Record Breakers was the BBC's successful attempt to transfer The Guinness Book of Records to television. Being backed by the book's founders, Norris and Ross McWhirter, certainly gave it the authenticity it required, but more important to its success was the decision by the BBC to appoint all-round entertainer Roy Castle as its host.
Roy Castle was no mere front-man. Records weren't always of a sporting variety and, just like in the book, featured the unusual, the quirky and often the downright comic, and Roy threw himself into each one with unbounded enthusiasm. In the very first programme he set a record himself by performing as the world's biggest one-man-band playing over 43 instruments in four minutes (including a kettle and a kitchen sink). Roy went on to set numerous records of his own (during the life of the series over 300 new records were set) such as the world's fastest tap-dance, the River Thames bridge parascending record and leaping from the top of Blackpool Tower.
Largely studio based in its early days
Record Breakers soon ventured out into the big wide world and from 1974 undertook
expeditions to New York, California, Canada, Hawaii and Australia. The 1977 All-Star Record
Breakers included the world's largest tap troupe dancing in formation outside BBC Television
Centre. The McWhirter twins regularly appeared on the programme, Norris astounding everyone with

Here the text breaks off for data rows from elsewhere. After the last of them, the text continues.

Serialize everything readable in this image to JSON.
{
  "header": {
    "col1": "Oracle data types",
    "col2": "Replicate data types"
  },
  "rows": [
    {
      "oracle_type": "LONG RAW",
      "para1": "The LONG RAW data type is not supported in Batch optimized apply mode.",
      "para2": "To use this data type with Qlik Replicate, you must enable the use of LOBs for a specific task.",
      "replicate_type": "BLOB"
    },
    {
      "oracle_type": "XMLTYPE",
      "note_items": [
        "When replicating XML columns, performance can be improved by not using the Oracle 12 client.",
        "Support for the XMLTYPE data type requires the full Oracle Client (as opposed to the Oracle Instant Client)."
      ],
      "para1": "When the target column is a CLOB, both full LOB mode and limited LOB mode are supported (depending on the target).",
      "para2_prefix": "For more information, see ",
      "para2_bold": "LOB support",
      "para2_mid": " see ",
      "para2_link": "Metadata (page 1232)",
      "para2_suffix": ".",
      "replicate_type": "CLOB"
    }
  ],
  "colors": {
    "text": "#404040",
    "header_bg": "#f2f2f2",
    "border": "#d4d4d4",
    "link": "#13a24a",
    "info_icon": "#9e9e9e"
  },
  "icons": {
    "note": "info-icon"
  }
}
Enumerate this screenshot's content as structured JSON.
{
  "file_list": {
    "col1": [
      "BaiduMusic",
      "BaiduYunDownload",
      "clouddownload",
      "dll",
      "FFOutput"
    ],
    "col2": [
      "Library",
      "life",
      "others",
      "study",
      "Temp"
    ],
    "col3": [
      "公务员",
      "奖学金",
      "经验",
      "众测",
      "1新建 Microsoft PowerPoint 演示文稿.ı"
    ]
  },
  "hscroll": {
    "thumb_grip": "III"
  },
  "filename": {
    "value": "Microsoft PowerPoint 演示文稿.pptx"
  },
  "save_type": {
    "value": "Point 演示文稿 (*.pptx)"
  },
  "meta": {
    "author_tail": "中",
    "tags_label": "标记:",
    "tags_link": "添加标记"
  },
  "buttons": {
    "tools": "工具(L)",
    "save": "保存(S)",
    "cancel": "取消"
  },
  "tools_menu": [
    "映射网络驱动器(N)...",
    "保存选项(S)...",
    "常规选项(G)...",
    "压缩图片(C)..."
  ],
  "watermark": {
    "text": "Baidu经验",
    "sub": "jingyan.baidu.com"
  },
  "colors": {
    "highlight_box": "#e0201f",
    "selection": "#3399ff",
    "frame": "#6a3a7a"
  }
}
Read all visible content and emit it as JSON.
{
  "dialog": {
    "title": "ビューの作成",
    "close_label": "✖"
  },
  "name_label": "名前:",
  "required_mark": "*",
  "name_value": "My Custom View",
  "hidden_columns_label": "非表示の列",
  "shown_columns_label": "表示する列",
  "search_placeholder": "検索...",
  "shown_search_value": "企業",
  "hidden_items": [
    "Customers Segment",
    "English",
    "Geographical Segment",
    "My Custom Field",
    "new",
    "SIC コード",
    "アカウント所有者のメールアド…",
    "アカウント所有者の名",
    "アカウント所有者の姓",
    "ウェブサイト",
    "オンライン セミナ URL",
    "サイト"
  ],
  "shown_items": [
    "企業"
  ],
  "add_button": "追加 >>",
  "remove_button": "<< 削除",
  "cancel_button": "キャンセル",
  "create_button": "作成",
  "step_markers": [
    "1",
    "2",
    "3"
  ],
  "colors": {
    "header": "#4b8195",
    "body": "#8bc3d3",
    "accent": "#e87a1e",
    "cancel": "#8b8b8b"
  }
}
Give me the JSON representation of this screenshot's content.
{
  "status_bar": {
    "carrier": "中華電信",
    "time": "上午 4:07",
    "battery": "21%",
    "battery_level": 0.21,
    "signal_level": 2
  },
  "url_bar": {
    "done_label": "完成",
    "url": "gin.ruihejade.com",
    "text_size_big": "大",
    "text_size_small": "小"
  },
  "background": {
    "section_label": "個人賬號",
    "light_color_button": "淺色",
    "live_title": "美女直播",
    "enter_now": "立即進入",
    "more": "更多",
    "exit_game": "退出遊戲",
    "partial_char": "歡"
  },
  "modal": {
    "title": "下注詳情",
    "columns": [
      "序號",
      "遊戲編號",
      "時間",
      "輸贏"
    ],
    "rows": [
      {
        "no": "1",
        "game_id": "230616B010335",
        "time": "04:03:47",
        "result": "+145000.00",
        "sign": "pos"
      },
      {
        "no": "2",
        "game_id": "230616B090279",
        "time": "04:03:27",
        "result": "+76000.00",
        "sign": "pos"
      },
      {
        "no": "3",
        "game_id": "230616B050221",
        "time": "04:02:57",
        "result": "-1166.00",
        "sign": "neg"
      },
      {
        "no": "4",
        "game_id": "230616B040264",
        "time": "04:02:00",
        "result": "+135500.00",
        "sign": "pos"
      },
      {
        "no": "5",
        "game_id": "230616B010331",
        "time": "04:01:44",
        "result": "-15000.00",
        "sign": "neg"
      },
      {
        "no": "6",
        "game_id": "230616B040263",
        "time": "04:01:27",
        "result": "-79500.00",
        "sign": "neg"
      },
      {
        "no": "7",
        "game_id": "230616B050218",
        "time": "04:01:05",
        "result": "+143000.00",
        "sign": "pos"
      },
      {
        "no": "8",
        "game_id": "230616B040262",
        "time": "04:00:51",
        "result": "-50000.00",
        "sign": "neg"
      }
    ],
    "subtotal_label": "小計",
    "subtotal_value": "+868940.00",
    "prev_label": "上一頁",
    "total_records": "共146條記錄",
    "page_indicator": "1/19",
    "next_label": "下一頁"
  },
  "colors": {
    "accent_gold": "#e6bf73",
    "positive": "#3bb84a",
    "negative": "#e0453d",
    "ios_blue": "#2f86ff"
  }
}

his encyclopaedic knowledge of world records as displayed in his 'On The Spot' quiz. (Only one
question ever caught him out - "Which tree has the most leaves?") The McWhirter's continued to
appear until November 1975 when Ross was murdered by IRA gunmen after offering a £50,000
reward for their capture. Norris passed away in April 2004.
The programme was rested in 1983 but came back just as strong two years later. In 1987 Roy Castle was joined by ex Bucks Fizz pop singer turned presenter Cheryl Baker. In 1992, Roy, a non-smoker, was diagnosed with lung cancer and underwent chemotherapy and radiotherapy before going into remission in the autumn of that year.
On 26th November 1993, Roy announced that his illness had returned, and once again underwent treatment in the hope of overcoming it. Several months later, he carried out the high profile Tour of Hope to raise funds for the erection of the building that would become the Roy Castle Lung Cancer Foundation, which was - and still is - the only British charity entirely dedicated to defeating lung cancer. His final contribution to Record Breakers was aired over the summer of 1994; he died on 2nd September, two days after his 62nd birthday.
Record Breakers continued with Baker as host and joined by former Olympic athlete Kriss Akabusi, former Blue Peter presenter Mark Curry, and, for two seasons, Ron Reagan Jnr (son of the former US President) who presented a report from the USA each week. The programme was revamped in 1998 and returned as Linford's Record Breakers, now hosted by another Olympic athlete; Linford Christie. The original title returned in 2001 but only lasted for one season. The show's theme was (played originally by Roy Castle) 'Dedication.'
Published on January 24th, 2019. Written by Laurence Marcus (2 October 2008) for Television Heaven.